### Problem
Please retype the records below exactly, leaving out any pictures.
--- START ---
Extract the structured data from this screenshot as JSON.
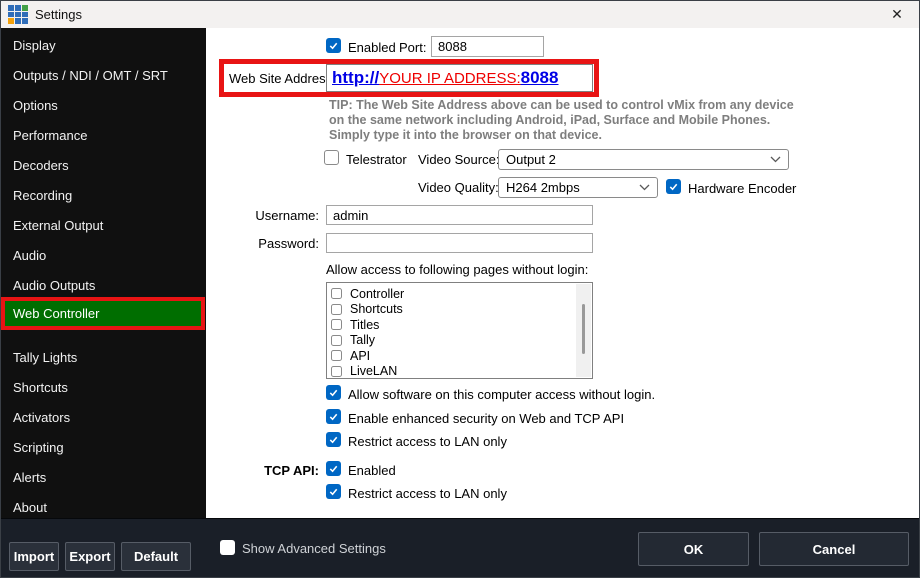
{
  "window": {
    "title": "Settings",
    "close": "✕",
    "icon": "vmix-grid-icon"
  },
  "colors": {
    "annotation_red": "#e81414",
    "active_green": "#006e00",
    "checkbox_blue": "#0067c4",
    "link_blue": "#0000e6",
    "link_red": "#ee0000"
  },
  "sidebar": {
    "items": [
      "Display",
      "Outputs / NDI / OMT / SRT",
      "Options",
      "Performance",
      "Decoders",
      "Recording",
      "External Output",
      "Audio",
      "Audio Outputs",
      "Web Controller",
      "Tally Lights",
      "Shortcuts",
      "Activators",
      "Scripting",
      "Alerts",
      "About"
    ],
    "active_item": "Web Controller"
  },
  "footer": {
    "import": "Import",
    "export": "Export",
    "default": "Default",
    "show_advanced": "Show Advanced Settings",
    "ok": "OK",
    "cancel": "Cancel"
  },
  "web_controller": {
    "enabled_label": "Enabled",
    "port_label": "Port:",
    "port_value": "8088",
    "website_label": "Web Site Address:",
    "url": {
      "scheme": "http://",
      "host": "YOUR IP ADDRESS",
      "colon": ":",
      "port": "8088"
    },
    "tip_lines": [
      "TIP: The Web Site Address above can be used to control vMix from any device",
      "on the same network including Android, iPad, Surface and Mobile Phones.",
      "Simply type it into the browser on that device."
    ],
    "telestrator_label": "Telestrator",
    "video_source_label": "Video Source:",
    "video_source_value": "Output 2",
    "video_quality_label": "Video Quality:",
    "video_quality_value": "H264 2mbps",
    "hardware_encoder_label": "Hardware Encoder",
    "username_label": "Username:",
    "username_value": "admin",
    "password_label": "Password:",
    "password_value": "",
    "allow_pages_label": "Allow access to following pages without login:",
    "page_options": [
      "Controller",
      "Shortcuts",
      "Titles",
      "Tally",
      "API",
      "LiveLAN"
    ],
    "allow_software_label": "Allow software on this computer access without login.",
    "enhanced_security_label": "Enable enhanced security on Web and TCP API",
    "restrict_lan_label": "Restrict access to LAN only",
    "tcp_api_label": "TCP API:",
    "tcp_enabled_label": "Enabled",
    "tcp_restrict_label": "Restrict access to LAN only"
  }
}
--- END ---
### Answer
Extract the structured data from this screenshot as JSON.
{
  "window": {
    "title": "Settings",
    "close": "✕",
    "icon": "vmix-grid-icon"
  },
  "colors": {
    "annotation_red": "#e81414",
    "active_green": "#006e00",
    "checkbox_blue": "#0067c4",
    "link_blue": "#0000e6",
    "link_red": "#ee0000"
  },
  "sidebar": {
    "items": [
      "Display",
      "Outputs / NDI / OMT / SRT",
      "Options",
      "Performance",
      "Decoders",
      "Recording",
      "External Output",
      "Audio",
      "Audio Outputs",
      "Web Controller",
      "Tally Lights",
      "Shortcuts",
      "Activators",
      "Scripting",
      "Alerts",
      "About"
    ],
    "active_item": "Web Controller"
  },
  "footer": {
    "import": "Import",
    "export": "Export",
    "default": "Default",
    "show_advanced": "Show Advanced Settings",
    "ok": "OK",
    "cancel": "Cancel"
  },
  "web_controller": {
    "enabled_label": "Enabled",
    "port_label": "Port:",
    "port_value": "8088",
    "website_label": "Web Site Address:",
    "url": {
      "scheme": "http://",
      "host": "YOUR IP ADDRESS",
      "colon": ":",
      "port": "8088"
    },
    "tip_lines": [
      "TIP: The Web Site Address above can be used to control vMix from any device",
      "on the same network including Android, iPad, Surface and Mobile Phones.",
      "Simply type it into the browser on that device."
    ],
    "telestrator_label": "Telestrator",
    "video_source_label": "Video Source:",
    "video_source_value": "Output 2",
    "video_quality_label": "Video Quality:",
    "video_quality_value": "H264 2mbps",
    "hardware_encoder_label": "Hardware Encoder",
    "username_label": "Username:",
    "username_value": "admin",
    "password_label": "Password:",
    "password_value": "",
    "allow_pages_label": "Allow access to following pages without login:",
    "page_options": [
      "Controller",
      "Shortcuts",
      "Titles",
      "Tally",
      "API",
      "LiveLAN"
    ],
    "allow_software_label": "Allow software on this computer access without login.",
    "enhanced_security_label": "Enable enhanced security on Web and TCP API",
    "restrict_lan_label": "Restrict access to LAN only",
    "tcp_api_label": "TCP API:",
    "tcp_enabled_label": "Enabled",
    "tcp_restrict_label": "Restrict access to LAN only"
  }
}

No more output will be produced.